A necessary thirst for understanding

“You are what your deep, driving desire is.

As your desire is, so is your will.

As your will is, so is your deed.

As your deed is, so is your destiny”

  • Brihadaranyaka Upanishad (iv.4.5)

“’Towards the midpoint of life’s way,’ as Dante says, I reached what proved a crisis. Everything I had lived for – literature, music, writing, good friends, the joys of teaching – had ceased to satisfy … I found myself thirsting for something more, much more, without knowing what or why.” So wrote Eknath Easwaran in his Introduction to his book The Upanishads.

I too had a thirst, but beginning at age 24. I needed to understand why I and my life-chances had been thoroughly destroyed by then. Having waved my fist in the direction of the sky, saying ‘To hell with you,’ I gave up my faith in God. Pilleyar (Ganesha) had let down a strong devotee. I also had a strange need to know about human-kind; about our place in the Cosmos; and what the Cosmos is all about. Why? I have no idea.

While studying psychology (including the scientific method) and economics, I also read some anthropology and related subjects, especially about religions.
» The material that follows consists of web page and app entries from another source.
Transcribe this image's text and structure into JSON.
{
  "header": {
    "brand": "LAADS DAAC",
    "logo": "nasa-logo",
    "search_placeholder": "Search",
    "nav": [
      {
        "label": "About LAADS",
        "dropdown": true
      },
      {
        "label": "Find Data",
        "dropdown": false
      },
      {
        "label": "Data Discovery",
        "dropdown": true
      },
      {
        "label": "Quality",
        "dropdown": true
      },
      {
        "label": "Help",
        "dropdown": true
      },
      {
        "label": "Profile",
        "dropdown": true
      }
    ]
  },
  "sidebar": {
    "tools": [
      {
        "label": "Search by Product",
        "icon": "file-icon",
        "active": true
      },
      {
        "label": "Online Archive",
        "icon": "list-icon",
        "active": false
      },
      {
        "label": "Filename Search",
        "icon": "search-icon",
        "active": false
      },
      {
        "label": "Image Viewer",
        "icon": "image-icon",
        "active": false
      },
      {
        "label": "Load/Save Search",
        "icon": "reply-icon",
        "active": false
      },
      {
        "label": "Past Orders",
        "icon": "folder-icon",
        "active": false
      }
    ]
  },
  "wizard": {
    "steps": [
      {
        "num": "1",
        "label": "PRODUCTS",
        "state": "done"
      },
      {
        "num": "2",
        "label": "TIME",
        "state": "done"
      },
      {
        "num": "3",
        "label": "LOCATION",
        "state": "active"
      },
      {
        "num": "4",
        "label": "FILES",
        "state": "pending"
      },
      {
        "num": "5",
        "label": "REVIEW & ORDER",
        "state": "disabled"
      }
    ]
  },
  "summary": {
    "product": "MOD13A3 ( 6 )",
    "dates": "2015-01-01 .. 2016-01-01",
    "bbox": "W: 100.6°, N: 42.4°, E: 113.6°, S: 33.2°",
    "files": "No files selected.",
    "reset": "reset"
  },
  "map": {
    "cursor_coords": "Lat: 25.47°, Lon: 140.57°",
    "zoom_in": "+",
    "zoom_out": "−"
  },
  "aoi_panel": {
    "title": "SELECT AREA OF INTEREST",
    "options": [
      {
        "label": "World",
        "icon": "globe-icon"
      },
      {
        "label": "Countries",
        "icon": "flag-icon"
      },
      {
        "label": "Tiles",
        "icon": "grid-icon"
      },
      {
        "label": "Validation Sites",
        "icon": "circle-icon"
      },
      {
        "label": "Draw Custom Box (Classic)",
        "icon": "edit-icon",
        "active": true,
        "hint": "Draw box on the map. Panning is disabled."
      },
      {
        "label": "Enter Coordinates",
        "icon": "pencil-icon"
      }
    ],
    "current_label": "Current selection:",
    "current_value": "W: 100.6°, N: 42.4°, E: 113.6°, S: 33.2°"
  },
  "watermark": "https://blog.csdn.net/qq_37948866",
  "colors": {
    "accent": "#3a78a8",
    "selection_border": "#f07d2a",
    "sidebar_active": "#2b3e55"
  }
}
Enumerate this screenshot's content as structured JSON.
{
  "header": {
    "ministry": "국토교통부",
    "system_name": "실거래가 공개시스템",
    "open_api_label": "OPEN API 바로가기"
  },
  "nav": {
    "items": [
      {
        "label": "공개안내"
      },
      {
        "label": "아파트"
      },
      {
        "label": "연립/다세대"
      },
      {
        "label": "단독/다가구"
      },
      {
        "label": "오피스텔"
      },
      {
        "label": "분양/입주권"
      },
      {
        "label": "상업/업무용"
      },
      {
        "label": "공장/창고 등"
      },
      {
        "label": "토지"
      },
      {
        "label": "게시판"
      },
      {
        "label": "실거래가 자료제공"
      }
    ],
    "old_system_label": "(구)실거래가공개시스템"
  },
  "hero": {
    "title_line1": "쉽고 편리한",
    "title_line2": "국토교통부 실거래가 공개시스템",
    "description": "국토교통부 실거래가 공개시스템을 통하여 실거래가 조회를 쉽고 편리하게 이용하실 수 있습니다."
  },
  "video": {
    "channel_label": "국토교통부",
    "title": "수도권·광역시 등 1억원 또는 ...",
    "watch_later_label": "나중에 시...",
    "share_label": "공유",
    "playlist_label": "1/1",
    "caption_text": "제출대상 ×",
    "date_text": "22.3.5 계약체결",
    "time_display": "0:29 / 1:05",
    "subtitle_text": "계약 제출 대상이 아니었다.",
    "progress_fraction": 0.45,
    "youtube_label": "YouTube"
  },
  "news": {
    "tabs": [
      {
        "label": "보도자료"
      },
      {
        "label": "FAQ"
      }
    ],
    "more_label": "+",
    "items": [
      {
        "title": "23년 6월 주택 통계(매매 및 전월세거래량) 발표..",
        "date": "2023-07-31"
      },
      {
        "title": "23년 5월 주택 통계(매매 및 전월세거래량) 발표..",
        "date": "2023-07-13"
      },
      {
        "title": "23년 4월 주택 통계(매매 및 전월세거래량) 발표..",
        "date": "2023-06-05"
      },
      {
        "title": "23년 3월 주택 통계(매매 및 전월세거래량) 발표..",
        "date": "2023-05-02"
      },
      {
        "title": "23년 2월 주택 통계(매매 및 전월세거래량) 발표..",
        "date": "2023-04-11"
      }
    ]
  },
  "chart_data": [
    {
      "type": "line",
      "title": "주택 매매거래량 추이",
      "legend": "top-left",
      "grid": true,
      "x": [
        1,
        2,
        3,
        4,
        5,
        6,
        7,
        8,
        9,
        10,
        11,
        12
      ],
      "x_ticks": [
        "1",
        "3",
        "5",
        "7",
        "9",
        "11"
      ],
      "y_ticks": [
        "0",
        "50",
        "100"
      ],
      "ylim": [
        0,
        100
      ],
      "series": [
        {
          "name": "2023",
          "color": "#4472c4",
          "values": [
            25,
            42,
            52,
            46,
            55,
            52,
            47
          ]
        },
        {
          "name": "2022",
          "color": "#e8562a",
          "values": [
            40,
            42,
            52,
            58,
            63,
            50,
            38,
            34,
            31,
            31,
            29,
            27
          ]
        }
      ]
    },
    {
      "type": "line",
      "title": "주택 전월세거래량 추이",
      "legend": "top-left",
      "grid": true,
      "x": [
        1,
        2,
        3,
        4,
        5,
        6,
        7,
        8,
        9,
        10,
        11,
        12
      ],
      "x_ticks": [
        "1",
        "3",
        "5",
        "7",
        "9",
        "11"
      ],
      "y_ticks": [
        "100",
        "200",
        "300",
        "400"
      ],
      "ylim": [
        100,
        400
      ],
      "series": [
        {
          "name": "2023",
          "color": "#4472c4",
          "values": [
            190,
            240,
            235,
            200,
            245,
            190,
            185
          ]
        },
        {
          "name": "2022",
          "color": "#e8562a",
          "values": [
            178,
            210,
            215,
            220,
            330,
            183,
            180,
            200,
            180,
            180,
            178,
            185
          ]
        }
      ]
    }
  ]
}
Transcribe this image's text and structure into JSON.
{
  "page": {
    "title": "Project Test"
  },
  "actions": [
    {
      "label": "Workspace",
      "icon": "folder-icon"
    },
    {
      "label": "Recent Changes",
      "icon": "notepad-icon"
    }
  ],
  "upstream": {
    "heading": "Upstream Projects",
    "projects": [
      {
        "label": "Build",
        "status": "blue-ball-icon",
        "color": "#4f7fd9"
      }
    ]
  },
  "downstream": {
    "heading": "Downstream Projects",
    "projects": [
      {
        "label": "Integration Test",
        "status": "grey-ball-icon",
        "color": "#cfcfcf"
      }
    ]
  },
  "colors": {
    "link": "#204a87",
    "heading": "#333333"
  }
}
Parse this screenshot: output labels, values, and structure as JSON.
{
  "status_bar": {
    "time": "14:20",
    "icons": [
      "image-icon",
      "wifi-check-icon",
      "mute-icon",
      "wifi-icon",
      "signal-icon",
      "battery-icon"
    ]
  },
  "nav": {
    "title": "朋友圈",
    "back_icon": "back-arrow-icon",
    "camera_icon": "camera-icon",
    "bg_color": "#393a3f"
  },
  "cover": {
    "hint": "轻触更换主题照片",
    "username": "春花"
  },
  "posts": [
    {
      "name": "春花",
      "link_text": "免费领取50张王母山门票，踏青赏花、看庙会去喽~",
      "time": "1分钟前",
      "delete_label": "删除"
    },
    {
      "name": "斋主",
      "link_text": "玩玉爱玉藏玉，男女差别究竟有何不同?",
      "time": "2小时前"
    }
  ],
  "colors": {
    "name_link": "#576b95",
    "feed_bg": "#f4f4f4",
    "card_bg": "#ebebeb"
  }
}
By sheer logic, I decided that there had to be a Creator (God) of all that is; and that we humans have a deep yearning to unite with the Divine – manifest as a religious feeling.

Progressively, through the ensuing decades, I accepted that: the major religions were equal in their intention and potential; that, at their core (devoid of dogma) there are only 2 teachings – which they share; that their founders could not have put up barriers (through divisive theology) to closer understandings between various tribes, wherever in the world we may all be; that only Hindu metaphysics offers a holistic vista of mankind in the universe (see Hindu cosmology). Like Easwaran, I found needed understanding in the Upanishads.

Unlike Easwaran, my basal activities (while seeking to satisfy this thirst for understanding) covered: producing and nurturing a small family in the land of my exile; furthering my career against some difficulties triggered by my skin colour and my religion; making a sufficient contribution to civil society; and enjoying music (Western classical and jazz), sport, art, and intelligent company (lubricated by good wine). That is, I lived in this world while I sought to glimpse a wider realm.

I keep my brain cells on the hop by reading widely. Living as a recluse in my ‘retirement cave’ in a quiet coastal region allows me to contemplate our ‘unknowable’ Creator with both mental and spiritual peace. I accept that ultimate reality may be shrouded in gossamer veil; and that an ego-less search may eventually (after many lifetimes) provide that understanding I seek.